EXTRACTED DATA
# # # # #

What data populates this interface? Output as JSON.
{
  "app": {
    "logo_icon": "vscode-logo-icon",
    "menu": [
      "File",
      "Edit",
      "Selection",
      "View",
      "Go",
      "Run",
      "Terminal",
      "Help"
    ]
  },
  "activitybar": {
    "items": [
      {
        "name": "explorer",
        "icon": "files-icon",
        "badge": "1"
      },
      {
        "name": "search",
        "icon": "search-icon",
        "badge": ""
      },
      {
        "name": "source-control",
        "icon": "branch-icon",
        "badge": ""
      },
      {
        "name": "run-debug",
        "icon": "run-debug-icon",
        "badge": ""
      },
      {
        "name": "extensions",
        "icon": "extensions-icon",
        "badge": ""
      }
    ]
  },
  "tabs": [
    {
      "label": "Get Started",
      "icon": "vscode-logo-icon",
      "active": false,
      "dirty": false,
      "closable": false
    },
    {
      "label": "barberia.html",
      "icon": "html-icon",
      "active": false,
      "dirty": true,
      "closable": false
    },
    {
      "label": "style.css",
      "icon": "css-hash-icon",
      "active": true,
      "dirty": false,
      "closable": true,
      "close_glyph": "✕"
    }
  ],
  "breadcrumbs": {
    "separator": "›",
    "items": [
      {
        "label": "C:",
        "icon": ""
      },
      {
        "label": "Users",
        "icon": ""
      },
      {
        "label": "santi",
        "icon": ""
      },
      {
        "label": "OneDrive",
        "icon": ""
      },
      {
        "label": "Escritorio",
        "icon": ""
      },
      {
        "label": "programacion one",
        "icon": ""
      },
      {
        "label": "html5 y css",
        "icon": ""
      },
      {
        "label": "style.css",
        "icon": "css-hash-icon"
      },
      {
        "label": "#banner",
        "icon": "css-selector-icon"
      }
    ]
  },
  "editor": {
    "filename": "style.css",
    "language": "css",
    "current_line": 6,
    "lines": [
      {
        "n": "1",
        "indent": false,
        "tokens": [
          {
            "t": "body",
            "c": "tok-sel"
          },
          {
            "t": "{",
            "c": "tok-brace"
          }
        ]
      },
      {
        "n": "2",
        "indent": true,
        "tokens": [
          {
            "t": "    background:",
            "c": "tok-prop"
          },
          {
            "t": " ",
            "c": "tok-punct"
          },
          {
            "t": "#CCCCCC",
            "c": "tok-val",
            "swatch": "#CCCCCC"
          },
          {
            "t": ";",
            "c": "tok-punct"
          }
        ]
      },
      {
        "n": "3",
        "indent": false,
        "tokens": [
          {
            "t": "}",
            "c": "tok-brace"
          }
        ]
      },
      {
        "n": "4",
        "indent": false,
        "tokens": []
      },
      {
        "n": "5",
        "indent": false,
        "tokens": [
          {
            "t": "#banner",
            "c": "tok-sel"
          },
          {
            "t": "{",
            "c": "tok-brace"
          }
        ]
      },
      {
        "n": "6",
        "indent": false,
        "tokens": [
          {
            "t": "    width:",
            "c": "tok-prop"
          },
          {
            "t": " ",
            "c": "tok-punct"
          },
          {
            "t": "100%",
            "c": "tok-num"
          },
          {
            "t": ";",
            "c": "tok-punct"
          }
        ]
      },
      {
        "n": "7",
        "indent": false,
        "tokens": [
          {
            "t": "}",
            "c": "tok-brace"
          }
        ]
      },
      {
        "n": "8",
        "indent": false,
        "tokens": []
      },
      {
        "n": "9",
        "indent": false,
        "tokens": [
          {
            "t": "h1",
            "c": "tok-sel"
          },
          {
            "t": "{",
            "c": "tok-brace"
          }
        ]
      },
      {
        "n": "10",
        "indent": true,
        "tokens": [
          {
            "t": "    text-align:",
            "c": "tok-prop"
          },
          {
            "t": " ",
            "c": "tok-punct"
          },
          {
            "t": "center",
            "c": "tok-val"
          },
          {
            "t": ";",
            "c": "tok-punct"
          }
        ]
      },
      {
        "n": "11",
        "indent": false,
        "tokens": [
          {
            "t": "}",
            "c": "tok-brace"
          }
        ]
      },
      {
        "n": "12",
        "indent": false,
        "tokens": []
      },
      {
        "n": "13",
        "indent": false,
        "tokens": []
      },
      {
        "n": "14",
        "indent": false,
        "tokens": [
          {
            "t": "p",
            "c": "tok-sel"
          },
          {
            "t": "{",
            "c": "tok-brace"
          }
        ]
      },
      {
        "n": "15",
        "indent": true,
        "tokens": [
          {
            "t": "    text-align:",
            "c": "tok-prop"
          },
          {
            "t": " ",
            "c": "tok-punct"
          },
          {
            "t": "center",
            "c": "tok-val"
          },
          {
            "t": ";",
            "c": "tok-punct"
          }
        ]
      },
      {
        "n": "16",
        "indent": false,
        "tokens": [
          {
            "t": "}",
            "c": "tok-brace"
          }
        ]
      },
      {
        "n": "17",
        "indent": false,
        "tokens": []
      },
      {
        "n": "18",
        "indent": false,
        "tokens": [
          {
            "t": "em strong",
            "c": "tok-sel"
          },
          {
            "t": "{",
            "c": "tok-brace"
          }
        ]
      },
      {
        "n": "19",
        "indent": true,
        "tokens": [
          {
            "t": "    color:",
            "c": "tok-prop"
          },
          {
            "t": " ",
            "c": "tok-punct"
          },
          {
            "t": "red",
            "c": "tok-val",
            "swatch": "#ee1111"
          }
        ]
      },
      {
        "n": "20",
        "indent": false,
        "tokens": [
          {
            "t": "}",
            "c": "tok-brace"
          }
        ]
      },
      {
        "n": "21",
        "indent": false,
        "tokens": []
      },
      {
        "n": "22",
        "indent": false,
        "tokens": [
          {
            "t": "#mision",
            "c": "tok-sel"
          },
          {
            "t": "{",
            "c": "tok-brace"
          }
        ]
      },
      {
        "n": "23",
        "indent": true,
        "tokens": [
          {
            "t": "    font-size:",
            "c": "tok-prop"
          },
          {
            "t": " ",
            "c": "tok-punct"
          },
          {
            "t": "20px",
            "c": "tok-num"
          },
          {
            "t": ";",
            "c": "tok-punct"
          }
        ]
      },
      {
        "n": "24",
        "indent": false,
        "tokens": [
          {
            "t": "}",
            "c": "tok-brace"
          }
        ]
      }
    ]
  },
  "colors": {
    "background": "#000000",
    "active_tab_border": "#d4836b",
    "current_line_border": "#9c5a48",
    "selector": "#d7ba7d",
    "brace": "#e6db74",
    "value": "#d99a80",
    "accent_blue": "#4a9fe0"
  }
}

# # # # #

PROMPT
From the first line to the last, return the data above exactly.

WORKED SOLUTION
What data populates this interface? Output as JSON.
{
  "app": {
    "logo_icon": "vscode-logo-icon",
    "menu": [
      "File",
      "Edit",
      "Selection",
      "View",
      "Go",
      "Run",
      "Terminal",
      "Help"
    ]
  },
  "activitybar": {
    "items": [
      {
        "name": "explorer",
        "icon": "files-icon",
        "badge": "1"
      },
      {
        "name": "search",
        "icon": "search-icon",
        "badge": ""
      },
      {
        "name": "source-control",
        "icon": "branch-icon",
        "badge": ""
      },
      {
        "name": "run-debug",
        "icon": "run-debug-icon",
        "badge": ""
      },
      {
        "name": "extensions",
        "icon": "extensions-icon",
        "badge": ""
      }
    ]
  },
  "tabs": [
    {
      "label": "Get Started",
      "icon": "vscode-logo-icon",
      "active": false,
      "dirty": false,
      "closable": false
    },
    {
      "label": "barberia.html",
      "icon": "html-icon",
      "active": false,
      "dirty": true,
      "closable": false
    },
    {
      "label": "style.css",
      "icon": "css-hash-icon",
      "active": true,
      "dirty": false,
      "closable": true,
      "close_glyph": "✕"
    }
  ],
  "breadcrumbs": {
    "separator": "›",
    "items": [
      {
        "label": "C:",
        "icon": ""
      },
      {
        "label": "Users",
        "icon": ""
      },
      {
        "label": "santi",
        "icon": ""
      },
      {
        "label": "OneDrive",
        "icon": ""
      },
      {
        "label": "Escritorio",
        "icon": ""
      },
      {
        "label": "programacion one",
        "icon": ""
      },
      {
        "label": "html5 y css",
        "icon": ""
      },
      {
        "label": "style.css",
        "icon": "css-hash-icon"
      },
      {
        "label": "#banner",
        "icon": "css-selector-icon"
      }
    ]
  },
  "editor": {
    "filename": "style.css",
    "language": "css",
    "current_line": 6,
    "lines": [
      {
        "n": "1",
        "indent": false,
        "tokens": [
          {
            "t": "body",
            "c": "tok-sel"
          },
          {
            "t": "{",
            "c": "tok-brace"
          }
        ]
      },
      {
        "n": "2",
        "indent": true,
        "tokens": [
          {
            "t": "    background:",
            "c": "tok-prop"
          },
          {
            "t": " ",
            "c": "tok-punct"
          },
          {
            "t": "#CCCCCC",
            "c": "tok-val",
            "swatch": "#CCCCCC"
          },
          {
            "t": ";",
            "c": "tok-punct"
          }
        ]
      },
      {
        "n": "3",
        "indent": false,
        "tokens": [
          {
            "t": "}",
            "c": "tok-brace"
          }
        ]
      },
      {
        "n": "4",
        "indent": false,
        "tokens": []
      },
      {
        "n": "5",
        "indent": false,
        "tokens": [
          {
            "t": "#banner",
            "c": "tok-sel"
          },
          {
            "t": "{",
            "c": "tok-brace"
          }
        ]
      },
      {
        "n": "6",
        "indent": false,
        "tokens": [
          {
            "t": "    width:",
            "c": "tok-prop"
          },
          {
            "t": " ",
            "c": "tok-punct"
          },
          {
            "t": "100%",
            "c": "tok-num"
          },
          {
            "t": ";",
            "c": "tok-punct"
          }
        ]
      },
      {
        "n": "7",
        "indent": false,
        "tokens": [
          {
            "t": "}",
            "c": "tok-brace"
          }
        ]
      },
      {
        "n": "8",
        "indent": false,
        "tokens": []
      },
      {
        "n": "9",
        "indent": false,
        "tokens": [
          {
            "t": "h1",
            "c": "tok-sel"
          },
          {
            "t": "{",
            "c": "tok-brace"
          }
        ]
      },
      {
        "n": "10",
        "indent": true,
        "tokens": [
          {
            "t": "    text-align:",
            "c": "tok-prop"
          },
          {
            "t": " ",
            "c": "tok-punct"
          },
          {
            "t": "center",
            "c": "tok-val"
          },
          {
            "t": ";",
            "c": "tok-punct"
          }
        ]
      },
      {
        "n": "11",
        "indent": false,
        "tokens": [
          {
            "t": "}",
            "c": "tok-brace"
          }
        ]
      },
      {
        "n": "12",
        "indent": false,
        "tokens": []
      },
      {
        "n": "13",
        "indent": false,
        "tokens": []
      },
      {
        "n": "14",
        "indent": false,
        "tokens": [
          {
            "t": "p",
            "c": "tok-sel"
          },
          {
            "t": "{",
            "c": "tok-brace"
          }
        ]
      },
      {
        "n": "15",
        "indent": true,
        "tokens": [
          {
            "t": "    text-align:",
            "c": "tok-prop"
          },
          {
            "t": " ",
            "c": "tok-punct"
          },
          {
            "t": "center",
            "c": "tok-val"
          },
          {
            "t": ";",
            "c": "tok-punct"
          }
        ]
      },
      {
        "n": "16",
        "indent": false,
        "tokens": [
          {
            "t": "}",
            "c": "tok-brace"
          }
        ]
      },
      {
        "n": "17",
        "indent": false,
        "tokens": []
      },
      {
        "n": "18",
        "indent": false,
        "tokens": [
          {
            "t": "em strong",
            "c": "tok-sel"
          },
          {
            "t": "{",
            "c": "tok-brace"
          }
        ]
      },
      {
        "n": "19",
        "indent": true,
        "tokens": [
          {
            "t": "    color:",
            "c": "tok-prop"
          },
          {
            "t": " ",
            "c": "tok-punct"
          },
          {
            "t": "red",
            "c": "tok-val",
            "swatch": "#ee1111"
          }
        ]
      },
      {
        "n": "20",
        "indent": false,
        "tokens": [
          {
            "t": "}",
            "c": "tok-brace"
          }
        ]
      },
      {
        "n": "21",
        "indent": false,
        "tokens": []
      },
      {
        "n": "22",
        "indent": false,
        "tokens": [
          {
            "t": "#mision",
            "c": "tok-sel"
          },
          {
            "t": "{",
            "c": "tok-brace"
          }
        ]
      },
      {
        "n": "23",
        "indent": true,
        "tokens": [
          {
            "t": "    font-size:",
            "c": "tok-prop"
          },
          {
            "t": " ",
            "c": "tok-punct"
          },
          {
            "t": "20px",
            "c": "tok-num"
          },
          {
            "t": ";",
            "c": "tok-punct"
          }
        ]
      },
      {
        "n": "24",
        "indent": false,
        "tokens": [
          {
            "t": "}",
            "c": "tok-brace"
          }
        ]
      }
    ]
  },
  "colors": {
    "background": "#000000",
    "active_tab_border": "#d4836b",
    "current_line_border": "#9c5a48",
    "selector": "#d7ba7d",
    "brace": "#e6db74",
    "value": "#d99a80",
    "accent_blue": "#4a9fe0"
  }
}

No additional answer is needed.